* **WHAT YOU WILL DO**
The reply should be the records repeated exactly, without any images.

Data about app and page elements
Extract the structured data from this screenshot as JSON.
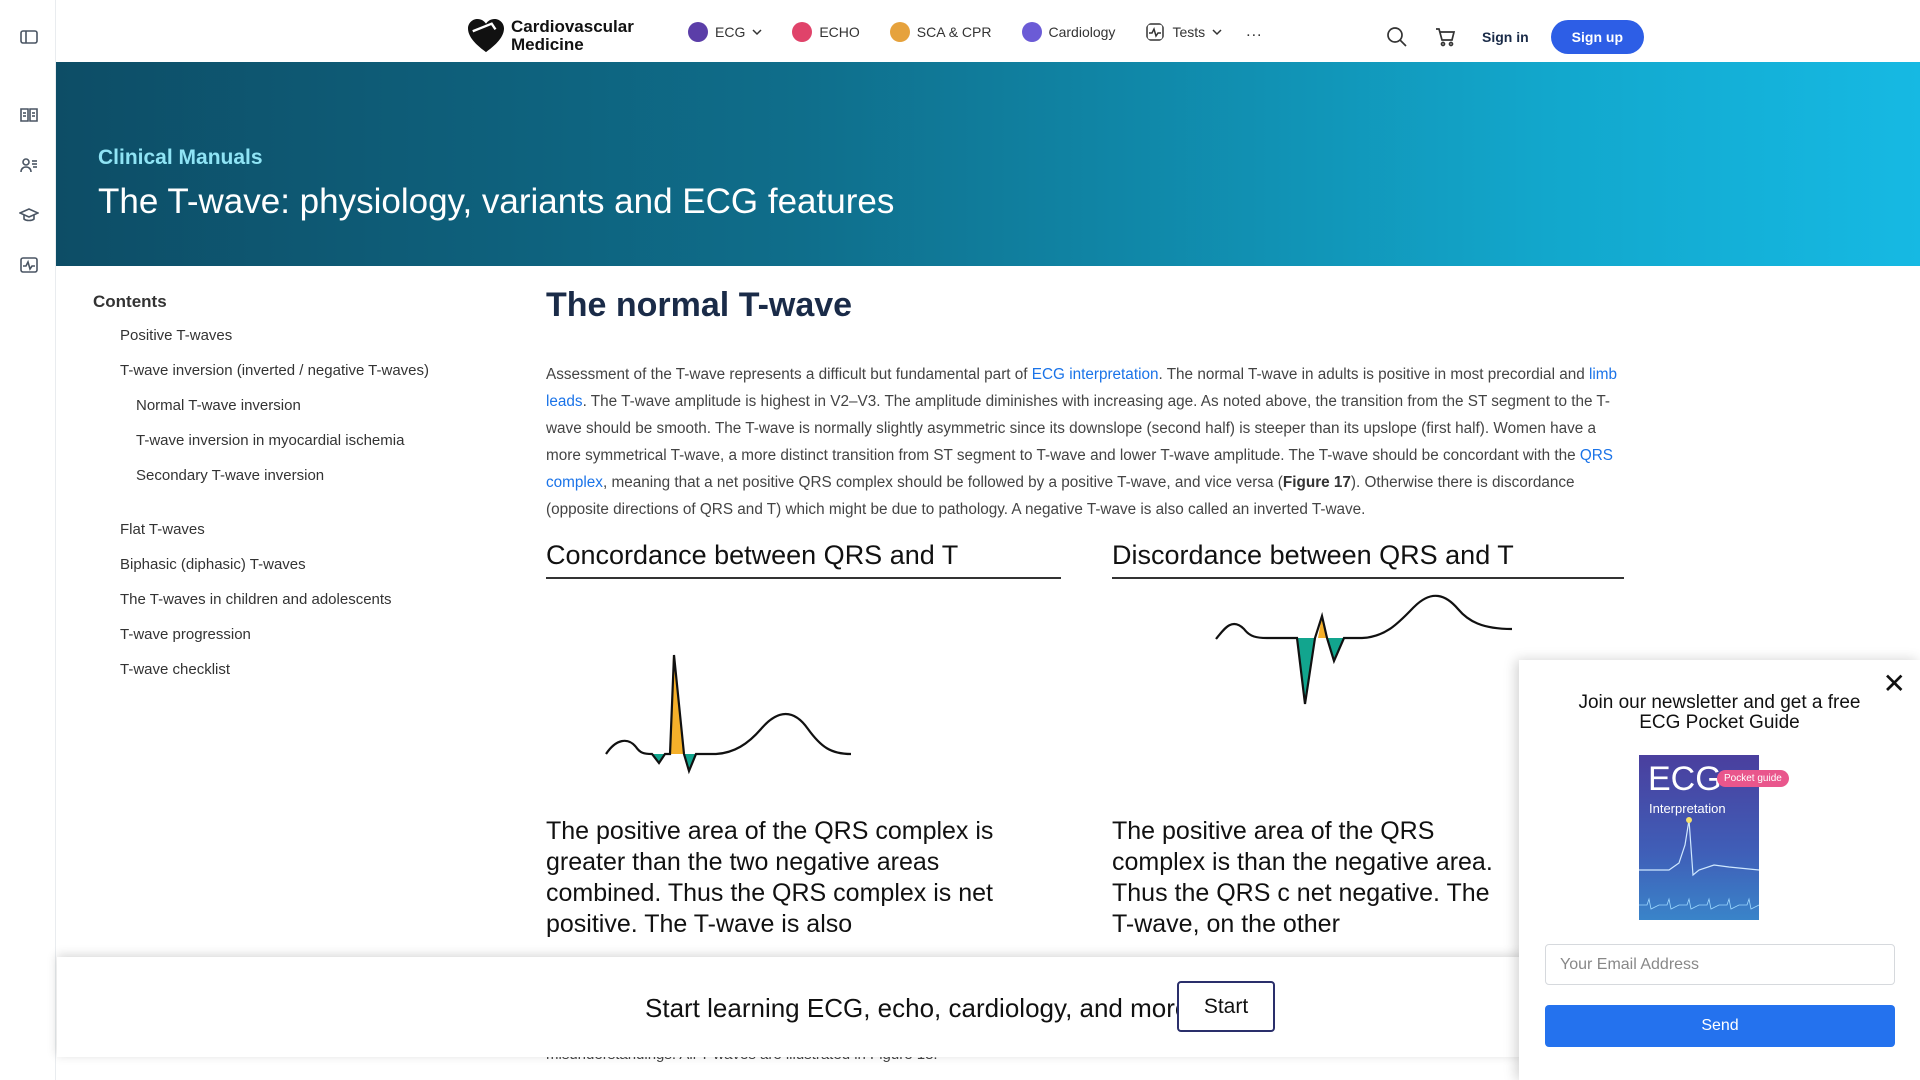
{
  "nav": {
    "logo_text": "Cardiovascular Medicine",
    "items": [
      {
        "label": "ECG",
        "icon": "ecg-heart-icon",
        "color": "#5b3ea8",
        "has_dropdown": true
      },
      {
        "label": "ECHO",
        "icon": "echo-heart-icon",
        "color": "#e0436a",
        "has_dropdown": false
      },
      {
        "label": "SCA & CPR",
        "icon": "shield-icon",
        "color": "#e6a23c",
        "has_dropdown": false
      },
      {
        "label": "Cardiology",
        "icon": "cardiology-heart-icon",
        "color": "#6b5bd6",
        "has_dropdown": false
      },
      {
        "label": "Tests",
        "icon": "pulse-icon",
        "color": "#333333",
        "has_dropdown": true
      }
    ],
    "more": "...",
    "signin": "Sign in",
    "signup": "Sign up"
  },
  "hero": {
    "kicker": "Clinical Manuals",
    "title": "The T-wave: physiology, variants and ECG features"
  },
  "toc": {
    "heading": "Contents",
    "items": [
      "Positive T-waves",
      "T-wave inversion (inverted / negative T-waves)",
      "Normal T-wave inversion",
      "T-wave inversion in myocardial ischemia",
      "Secondary T-wave inversion",
      "Flat T-waves",
      "Biphasic (diphasic) T-waves",
      "The T-waves in children and adolescents",
      "T-wave progression",
      "T-wave checklist"
    ]
  },
  "article": {
    "heading": "The normal T-wave",
    "p1": "Assessment of the T-wave represents a difficult but fundamental part of ",
    "link1": "ECG interpretation",
    "p2": ". The normal T-wave in adults is positive in most precordial and ",
    "link2": "limb leads",
    "p3": ". The T-wave amplitude is highest in V2–V3. The amplitude diminishes with increasing age. As noted above, the transition from the ST segment to the T-wave should be smooth. The T-wave is normally slightly asymmetric since its downslope (second half) is steeper than its upslope (first half). Women have a more symmetrical T-wave, a more distinct transition from ST segment to T-wave and lower T-wave amplitude. The T-wave should be concordant with the ",
    "link3": "QRS complex",
    "p4": ", meaning that a net positive QRS complex should be followed by a positive T-wave, and vice versa (",
    "fig_ref": "Figure 17",
    "p5": "). Otherwise there is discordance (opposite directions of QRS and T) which might be due to pathology. A negative T-wave is also called an inverted T-wave."
  },
  "figures": {
    "left_title": "Concordance between QRS and T",
    "left_caption": "The positive area of the QRS complex is greater than the two negative areas combined. Thus the QRS complex is net positive. The T-wave is also",
    "right_title": "Discordance between QRS and T",
    "right_caption": "The positive area of the QRS complex is than the negative area. Thus the QRS c net negative. The T-wave, on the other"
  },
  "banner": {
    "text": "Start learning ECG, echo, cardiology, and more",
    "button": "Start"
  },
  "below_text": "misunderstandings. All T-waves are illustrated in Figure 18.",
  "popup": {
    "title": "Join our newsletter and get a free ECG Pocket Guide",
    "book_title": "ECG",
    "book_badge": "Pocket guide",
    "book_subtitle": "Interpretation",
    "email_placeholder": "Your Email Address",
    "send": "Send",
    "close": "✕"
  },
  "colors": {
    "accent": "#2d5ee6",
    "positive_area": "#f5b02a",
    "negative_area": "#12a58e",
    "link": "#1a73e8"
  }
}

* **TASK OUTPUT**
Extract the structured data from this screenshot as JSON.
{
  "nav": {
    "logo_text": "Cardiovascular Medicine",
    "items": [
      {
        "label": "ECG",
        "icon": "ecg-heart-icon",
        "color": "#5b3ea8",
        "has_dropdown": true
      },
      {
        "label": "ECHO",
        "icon": "echo-heart-icon",
        "color": "#e0436a",
        "has_dropdown": false
      },
      {
        "label": "SCA & CPR",
        "icon": "shield-icon",
        "color": "#e6a23c",
        "has_dropdown": false
      },
      {
        "label": "Cardiology",
        "icon": "cardiology-heart-icon",
        "color": "#6b5bd6",
        "has_dropdown": false
      },
      {
        "label": "Tests",
        "icon": "pulse-icon",
        "color": "#333333",
        "has_dropdown": true
      }
    ],
    "more": "...",
    "signin": "Sign in",
    "signup": "Sign up"
  },
  "hero": {
    "kicker": "Clinical Manuals",
    "title": "The T-wave: physiology, variants and ECG features"
  },
  "toc": {
    "heading": "Contents",
    "items": [
      "Positive T-waves",
      "T-wave inversion (inverted / negative T-waves)",
      "Normal T-wave inversion",
      "T-wave inversion in myocardial ischemia",
      "Secondary T-wave inversion",
      "Flat T-waves",
      "Biphasic (diphasic) T-waves",
      "The T-waves in children and adolescents",
      "T-wave progression",
      "T-wave checklist"
    ]
  },
  "article": {
    "heading": "The normal T-wave",
    "p1": "Assessment of the T-wave represents a difficult but fundamental part of ",
    "link1": "ECG interpretation",
    "p2": ". The normal T-wave in adults is positive in most precordial and ",
    "link2": "limb leads",
    "p3": ". The T-wave amplitude is highest in V2–V3. The amplitude diminishes with increasing age. As noted above, the transition from the ST segment to the T-wave should be smooth. The T-wave is normally slightly asymmetric since its downslope (second half) is steeper than its upslope (first half). Women have a more symmetrical T-wave, a more distinct transition from ST segment to T-wave and lower T-wave amplitude. The T-wave should be concordant with the ",
    "link3": "QRS complex",
    "p4": ", meaning that a net positive QRS complex should be followed by a positive T-wave, and vice versa (",
    "fig_ref": "Figure 17",
    "p5": "). Otherwise there is discordance (opposite directions of QRS and T) which might be due to pathology. A negative T-wave is also called an inverted T-wave."
  },
  "figures": {
    "left_title": "Concordance between QRS and T",
    "left_caption": "The positive area of the QRS complex is greater than the two negative areas combined. Thus the QRS complex is net positive. The T-wave is also",
    "right_title": "Discordance between QRS and T",
    "right_caption": "The positive area of the QRS complex is than the negative area. Thus the QRS c net negative. The T-wave, on the other"
  },
  "banner": {
    "text": "Start learning ECG, echo, cardiology, and more",
    "button": "Start"
  },
  "below_text": "misunderstandings. All T-waves are illustrated in Figure 18.",
  "popup": {
    "title": "Join our newsletter and get a free ECG Pocket Guide",
    "book_title": "ECG",
    "book_badge": "Pocket guide",
    "book_subtitle": "Interpretation",
    "email_placeholder": "Your Email Address",
    "send": "Send",
    "close": "✕"
  },
  "colors": {
    "accent": "#2d5ee6",
    "positive_area": "#f5b02a",
    "negative_area": "#12a58e",
    "link": "#1a73e8"
  }
}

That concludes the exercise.